This isn’t likely when one considers its director, Fadel Soliman, who is also the main narrator in the DVD. Soliman is a former national chaplain of a Saudi-based charity named the World Assembly of Muslim Youth (WAMY) in Northern Virginia. According to the Washington Post, in May 2004, WAMY was shut down in a raid by the FBI, the U.S. Bureau of Immigration and Customs Enforcement, and the Joint Terrorism Task Force in connection with a terrorism investigation. In addition, the U.S. branch of WAMY was founded in 1992 by Osama bin Laden’s nephew, Abdullah bin Laden, whose connections with WAMY were suspect.
The Post notes, “An affidavit signed by Customs Senior Special Agent David Kane contends that a WAMY publication lists people who have attacked Israelis, including a man who killed 14 people by driving a bus off a cliff, as ‘heroes from Palestine.'” Moreover, the same affidavit states that the document also claims that “Jews are humanity’s enemies: they foment immorality in the world.”
Given this background, the distribution of the DVD now takes on a whole different meaning. Despite its somewhat innocuous message to “educate and inform,” the sources of the DVD, and more importantly producers’ intentions, cannot be wholly discounted.
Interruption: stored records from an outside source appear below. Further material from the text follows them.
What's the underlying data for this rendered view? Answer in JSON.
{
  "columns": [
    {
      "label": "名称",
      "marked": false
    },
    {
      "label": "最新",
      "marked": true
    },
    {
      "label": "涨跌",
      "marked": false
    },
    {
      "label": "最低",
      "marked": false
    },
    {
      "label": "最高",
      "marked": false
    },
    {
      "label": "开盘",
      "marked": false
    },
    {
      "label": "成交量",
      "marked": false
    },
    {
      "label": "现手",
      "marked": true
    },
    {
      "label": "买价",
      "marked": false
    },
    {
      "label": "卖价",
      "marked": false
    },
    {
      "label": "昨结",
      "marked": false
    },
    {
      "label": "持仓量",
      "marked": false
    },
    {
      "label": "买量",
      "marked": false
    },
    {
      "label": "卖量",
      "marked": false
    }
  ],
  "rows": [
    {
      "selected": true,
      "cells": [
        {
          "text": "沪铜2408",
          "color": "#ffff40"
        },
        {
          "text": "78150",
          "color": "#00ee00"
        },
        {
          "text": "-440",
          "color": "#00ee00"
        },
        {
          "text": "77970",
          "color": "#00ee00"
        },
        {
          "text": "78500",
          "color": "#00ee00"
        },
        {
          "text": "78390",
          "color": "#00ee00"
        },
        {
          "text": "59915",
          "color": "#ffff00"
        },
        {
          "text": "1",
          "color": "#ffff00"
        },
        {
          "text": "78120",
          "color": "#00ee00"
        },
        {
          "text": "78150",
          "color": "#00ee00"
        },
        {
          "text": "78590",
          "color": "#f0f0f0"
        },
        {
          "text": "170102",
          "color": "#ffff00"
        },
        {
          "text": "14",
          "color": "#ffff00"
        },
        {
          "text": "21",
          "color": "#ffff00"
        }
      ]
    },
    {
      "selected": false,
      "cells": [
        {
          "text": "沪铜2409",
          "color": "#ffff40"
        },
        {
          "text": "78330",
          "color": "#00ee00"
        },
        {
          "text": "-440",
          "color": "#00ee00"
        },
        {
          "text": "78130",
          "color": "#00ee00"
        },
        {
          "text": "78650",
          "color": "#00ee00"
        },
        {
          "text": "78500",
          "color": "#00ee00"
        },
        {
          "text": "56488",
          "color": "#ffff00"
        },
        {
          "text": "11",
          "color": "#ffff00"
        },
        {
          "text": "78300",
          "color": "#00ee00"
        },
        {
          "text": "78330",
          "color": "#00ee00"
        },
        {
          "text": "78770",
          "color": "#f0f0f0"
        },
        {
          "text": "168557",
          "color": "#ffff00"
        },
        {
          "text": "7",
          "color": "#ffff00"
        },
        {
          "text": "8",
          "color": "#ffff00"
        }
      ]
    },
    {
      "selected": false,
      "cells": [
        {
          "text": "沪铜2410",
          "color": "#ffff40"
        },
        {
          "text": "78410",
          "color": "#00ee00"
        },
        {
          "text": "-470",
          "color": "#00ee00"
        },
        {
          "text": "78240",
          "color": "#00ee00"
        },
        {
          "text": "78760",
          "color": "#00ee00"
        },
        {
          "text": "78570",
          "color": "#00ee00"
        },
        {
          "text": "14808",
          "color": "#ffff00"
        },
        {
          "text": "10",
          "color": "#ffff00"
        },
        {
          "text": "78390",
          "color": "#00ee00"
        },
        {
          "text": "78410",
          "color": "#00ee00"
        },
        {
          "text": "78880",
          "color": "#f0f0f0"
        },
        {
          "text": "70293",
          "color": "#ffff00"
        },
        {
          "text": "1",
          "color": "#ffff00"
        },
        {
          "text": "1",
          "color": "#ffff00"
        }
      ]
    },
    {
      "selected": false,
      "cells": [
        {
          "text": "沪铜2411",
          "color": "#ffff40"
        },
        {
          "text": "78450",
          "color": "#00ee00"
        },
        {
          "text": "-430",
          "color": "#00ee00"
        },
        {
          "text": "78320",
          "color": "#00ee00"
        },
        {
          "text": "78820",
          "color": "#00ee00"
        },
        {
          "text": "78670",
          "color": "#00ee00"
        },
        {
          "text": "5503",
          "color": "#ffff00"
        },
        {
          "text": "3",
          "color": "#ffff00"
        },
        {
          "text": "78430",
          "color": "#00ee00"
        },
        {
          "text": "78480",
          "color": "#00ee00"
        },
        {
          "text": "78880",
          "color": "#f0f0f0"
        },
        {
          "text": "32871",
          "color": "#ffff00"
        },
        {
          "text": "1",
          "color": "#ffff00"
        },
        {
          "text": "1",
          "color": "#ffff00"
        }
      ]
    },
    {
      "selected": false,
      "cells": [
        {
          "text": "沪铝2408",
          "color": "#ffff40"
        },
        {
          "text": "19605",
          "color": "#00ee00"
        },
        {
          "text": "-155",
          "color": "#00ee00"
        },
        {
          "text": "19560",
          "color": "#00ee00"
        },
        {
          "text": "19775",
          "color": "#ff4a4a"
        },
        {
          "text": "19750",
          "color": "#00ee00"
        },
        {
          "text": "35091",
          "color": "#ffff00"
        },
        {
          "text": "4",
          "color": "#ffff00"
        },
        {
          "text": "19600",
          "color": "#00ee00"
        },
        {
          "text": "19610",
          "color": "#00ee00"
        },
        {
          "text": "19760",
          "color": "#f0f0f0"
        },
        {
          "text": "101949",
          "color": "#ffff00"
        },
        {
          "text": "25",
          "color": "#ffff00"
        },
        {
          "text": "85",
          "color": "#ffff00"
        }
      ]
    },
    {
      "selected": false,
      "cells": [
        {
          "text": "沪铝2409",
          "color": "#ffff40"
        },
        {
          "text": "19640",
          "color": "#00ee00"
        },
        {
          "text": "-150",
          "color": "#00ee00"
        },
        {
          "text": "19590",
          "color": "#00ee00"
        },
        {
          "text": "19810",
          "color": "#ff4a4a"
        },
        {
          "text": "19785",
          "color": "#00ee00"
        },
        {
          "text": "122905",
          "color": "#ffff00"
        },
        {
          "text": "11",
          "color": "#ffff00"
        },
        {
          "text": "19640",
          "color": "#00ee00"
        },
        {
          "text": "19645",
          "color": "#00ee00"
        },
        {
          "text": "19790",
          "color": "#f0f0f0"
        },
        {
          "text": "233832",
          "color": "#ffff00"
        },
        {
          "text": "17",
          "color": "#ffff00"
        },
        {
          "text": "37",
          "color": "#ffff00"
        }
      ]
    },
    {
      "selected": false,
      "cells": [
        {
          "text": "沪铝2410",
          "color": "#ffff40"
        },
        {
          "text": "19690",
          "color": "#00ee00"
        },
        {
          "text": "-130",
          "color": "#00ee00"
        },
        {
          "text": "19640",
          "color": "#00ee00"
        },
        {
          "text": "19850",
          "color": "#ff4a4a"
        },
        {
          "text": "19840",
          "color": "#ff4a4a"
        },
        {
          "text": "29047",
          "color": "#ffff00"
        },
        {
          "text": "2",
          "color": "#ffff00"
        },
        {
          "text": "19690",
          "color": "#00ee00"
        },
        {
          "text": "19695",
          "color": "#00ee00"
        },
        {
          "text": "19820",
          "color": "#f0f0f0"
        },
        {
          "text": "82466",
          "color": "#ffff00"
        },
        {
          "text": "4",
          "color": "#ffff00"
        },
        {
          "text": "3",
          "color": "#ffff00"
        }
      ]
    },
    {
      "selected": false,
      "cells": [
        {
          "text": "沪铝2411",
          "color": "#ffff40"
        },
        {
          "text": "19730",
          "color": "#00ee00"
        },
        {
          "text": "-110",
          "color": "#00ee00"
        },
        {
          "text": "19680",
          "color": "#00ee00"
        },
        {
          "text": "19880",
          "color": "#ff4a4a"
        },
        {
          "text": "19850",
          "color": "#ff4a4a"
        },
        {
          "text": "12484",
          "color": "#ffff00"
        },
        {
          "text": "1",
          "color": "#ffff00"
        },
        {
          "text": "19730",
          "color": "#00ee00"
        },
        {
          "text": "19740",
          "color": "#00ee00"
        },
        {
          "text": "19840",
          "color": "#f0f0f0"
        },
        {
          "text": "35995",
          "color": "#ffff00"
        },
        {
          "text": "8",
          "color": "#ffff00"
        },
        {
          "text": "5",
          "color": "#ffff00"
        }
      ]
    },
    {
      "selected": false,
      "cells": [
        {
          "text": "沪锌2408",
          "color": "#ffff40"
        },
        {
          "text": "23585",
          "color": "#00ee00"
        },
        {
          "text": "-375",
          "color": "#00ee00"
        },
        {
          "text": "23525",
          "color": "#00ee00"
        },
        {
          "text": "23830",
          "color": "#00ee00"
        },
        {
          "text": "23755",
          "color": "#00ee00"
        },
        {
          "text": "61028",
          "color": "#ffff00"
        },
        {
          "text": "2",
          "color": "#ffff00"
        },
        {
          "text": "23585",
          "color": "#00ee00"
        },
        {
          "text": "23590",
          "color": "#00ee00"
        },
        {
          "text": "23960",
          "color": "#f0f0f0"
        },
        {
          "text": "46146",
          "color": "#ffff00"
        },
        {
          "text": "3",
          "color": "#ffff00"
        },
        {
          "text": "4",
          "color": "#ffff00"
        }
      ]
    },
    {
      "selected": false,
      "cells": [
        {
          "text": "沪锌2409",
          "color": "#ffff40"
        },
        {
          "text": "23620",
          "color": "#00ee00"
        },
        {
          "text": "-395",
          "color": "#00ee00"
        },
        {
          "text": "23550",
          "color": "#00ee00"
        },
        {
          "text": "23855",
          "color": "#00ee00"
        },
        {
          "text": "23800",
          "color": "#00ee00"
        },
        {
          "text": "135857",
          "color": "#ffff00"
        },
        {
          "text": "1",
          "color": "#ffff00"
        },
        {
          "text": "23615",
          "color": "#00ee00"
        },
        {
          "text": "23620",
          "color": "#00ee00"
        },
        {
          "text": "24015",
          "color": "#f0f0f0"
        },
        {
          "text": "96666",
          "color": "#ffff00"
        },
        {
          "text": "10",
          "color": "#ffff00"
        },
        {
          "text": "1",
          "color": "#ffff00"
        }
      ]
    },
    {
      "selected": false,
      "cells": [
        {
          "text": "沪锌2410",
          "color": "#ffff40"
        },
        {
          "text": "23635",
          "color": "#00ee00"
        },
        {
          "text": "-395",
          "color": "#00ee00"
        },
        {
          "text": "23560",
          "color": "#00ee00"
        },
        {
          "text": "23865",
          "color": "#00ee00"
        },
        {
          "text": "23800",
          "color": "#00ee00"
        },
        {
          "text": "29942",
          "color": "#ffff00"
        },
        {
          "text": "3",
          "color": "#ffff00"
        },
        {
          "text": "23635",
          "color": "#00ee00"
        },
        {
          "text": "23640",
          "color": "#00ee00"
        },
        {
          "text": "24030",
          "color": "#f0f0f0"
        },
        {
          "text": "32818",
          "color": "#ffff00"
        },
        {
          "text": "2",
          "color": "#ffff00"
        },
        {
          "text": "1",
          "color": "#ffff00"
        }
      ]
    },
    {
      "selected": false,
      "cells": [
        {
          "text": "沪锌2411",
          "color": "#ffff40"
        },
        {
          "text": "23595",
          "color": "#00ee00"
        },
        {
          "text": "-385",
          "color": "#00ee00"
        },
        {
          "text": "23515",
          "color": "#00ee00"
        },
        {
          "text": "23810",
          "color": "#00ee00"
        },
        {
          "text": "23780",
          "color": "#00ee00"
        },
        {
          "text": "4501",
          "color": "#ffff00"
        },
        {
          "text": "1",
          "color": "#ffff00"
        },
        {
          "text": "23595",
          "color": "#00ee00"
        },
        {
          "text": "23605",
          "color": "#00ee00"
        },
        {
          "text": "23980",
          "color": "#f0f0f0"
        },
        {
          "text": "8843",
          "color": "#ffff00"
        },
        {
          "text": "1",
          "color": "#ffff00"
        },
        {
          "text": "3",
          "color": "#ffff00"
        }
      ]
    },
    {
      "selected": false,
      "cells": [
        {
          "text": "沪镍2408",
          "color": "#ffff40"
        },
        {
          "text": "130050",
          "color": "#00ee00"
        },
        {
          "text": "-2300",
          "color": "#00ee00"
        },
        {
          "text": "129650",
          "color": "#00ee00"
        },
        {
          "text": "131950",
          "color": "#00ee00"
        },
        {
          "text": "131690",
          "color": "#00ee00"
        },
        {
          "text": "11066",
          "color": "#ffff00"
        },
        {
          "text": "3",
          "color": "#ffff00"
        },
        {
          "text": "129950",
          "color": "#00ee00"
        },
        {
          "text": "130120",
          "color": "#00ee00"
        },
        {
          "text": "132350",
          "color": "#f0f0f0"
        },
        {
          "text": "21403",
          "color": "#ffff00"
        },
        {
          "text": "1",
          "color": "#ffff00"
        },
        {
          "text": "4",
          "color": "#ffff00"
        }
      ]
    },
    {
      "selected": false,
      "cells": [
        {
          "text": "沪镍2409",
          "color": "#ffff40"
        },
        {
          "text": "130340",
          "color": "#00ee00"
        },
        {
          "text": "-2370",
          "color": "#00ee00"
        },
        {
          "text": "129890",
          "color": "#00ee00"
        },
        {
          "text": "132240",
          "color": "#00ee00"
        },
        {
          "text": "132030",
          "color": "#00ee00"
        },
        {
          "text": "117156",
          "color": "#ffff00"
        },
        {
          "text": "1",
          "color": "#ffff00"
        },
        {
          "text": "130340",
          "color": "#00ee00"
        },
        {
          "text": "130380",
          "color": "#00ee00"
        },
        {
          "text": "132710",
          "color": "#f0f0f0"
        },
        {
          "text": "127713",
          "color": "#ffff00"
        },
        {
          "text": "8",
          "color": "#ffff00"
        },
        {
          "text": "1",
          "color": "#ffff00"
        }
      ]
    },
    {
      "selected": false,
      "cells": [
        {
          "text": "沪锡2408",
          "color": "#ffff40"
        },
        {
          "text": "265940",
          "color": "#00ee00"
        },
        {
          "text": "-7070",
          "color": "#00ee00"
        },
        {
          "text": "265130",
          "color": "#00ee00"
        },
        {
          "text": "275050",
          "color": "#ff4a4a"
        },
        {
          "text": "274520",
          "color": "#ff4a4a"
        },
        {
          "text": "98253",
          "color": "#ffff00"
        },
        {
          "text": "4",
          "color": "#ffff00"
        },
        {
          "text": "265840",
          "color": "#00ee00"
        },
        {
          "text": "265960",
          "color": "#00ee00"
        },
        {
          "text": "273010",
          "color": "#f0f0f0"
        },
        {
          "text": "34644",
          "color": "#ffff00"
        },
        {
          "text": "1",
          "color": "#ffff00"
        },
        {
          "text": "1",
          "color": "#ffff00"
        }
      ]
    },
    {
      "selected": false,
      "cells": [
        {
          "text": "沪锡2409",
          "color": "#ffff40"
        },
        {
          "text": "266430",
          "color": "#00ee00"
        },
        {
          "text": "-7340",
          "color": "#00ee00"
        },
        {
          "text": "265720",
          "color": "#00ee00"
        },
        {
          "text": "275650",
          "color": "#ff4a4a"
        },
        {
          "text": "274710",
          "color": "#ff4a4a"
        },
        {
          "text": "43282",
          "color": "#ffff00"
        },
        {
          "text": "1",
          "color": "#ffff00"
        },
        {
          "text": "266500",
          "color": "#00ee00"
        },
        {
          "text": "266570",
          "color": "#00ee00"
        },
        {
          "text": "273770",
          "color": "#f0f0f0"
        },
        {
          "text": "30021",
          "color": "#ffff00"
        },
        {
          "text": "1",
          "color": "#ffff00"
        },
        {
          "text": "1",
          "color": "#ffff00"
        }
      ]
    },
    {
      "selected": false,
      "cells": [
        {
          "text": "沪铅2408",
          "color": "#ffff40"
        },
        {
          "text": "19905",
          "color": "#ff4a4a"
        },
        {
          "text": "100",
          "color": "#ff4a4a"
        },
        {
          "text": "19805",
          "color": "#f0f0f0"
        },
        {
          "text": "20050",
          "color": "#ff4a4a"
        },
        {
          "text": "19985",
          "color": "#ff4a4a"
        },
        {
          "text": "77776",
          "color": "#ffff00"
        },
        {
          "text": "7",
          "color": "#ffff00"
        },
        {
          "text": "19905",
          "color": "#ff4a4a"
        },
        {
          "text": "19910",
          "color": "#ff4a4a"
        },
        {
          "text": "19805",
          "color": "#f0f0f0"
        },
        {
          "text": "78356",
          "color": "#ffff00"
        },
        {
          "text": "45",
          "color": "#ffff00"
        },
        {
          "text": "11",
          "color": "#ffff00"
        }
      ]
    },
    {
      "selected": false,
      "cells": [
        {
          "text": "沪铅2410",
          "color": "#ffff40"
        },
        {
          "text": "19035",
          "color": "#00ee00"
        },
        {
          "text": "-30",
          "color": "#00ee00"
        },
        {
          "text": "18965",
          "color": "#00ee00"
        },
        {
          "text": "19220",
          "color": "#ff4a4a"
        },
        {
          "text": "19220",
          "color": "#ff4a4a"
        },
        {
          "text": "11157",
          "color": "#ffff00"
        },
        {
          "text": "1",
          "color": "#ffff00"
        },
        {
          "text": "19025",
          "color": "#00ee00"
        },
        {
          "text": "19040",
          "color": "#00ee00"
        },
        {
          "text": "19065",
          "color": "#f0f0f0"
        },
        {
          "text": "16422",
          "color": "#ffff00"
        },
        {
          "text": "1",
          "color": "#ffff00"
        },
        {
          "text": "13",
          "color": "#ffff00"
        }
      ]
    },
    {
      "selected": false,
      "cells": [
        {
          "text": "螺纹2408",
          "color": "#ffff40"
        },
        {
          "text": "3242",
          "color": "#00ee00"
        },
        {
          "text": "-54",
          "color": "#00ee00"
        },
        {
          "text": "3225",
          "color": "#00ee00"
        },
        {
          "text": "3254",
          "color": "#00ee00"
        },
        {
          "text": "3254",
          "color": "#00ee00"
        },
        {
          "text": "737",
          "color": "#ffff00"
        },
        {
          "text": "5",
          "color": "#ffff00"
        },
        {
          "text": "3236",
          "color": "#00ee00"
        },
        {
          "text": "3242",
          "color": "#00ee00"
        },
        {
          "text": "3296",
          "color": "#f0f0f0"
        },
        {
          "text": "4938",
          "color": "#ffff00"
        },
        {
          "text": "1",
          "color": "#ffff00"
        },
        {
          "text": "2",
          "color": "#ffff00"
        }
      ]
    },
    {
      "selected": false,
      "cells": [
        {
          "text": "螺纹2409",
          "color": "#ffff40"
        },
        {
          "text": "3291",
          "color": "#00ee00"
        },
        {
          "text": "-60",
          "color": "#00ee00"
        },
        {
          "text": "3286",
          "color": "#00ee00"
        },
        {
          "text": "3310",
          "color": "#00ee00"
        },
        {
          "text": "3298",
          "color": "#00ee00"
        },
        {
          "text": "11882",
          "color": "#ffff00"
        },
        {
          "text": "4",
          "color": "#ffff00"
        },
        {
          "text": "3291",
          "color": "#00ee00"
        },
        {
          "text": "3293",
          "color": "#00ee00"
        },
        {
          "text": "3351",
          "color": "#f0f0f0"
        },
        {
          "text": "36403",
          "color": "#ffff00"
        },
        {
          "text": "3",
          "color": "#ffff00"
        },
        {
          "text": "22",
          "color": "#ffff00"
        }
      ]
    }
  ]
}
All of a sudden, one realizes that the fog has not lifted. In fact, it has gotten much thicker. The media did not do a thorough investigation into the ideology behind the DVD and its distributors with even a portion of the fervor it demonstrated with the fall release of the Obsession DVD. I guess the media is in the fog as well.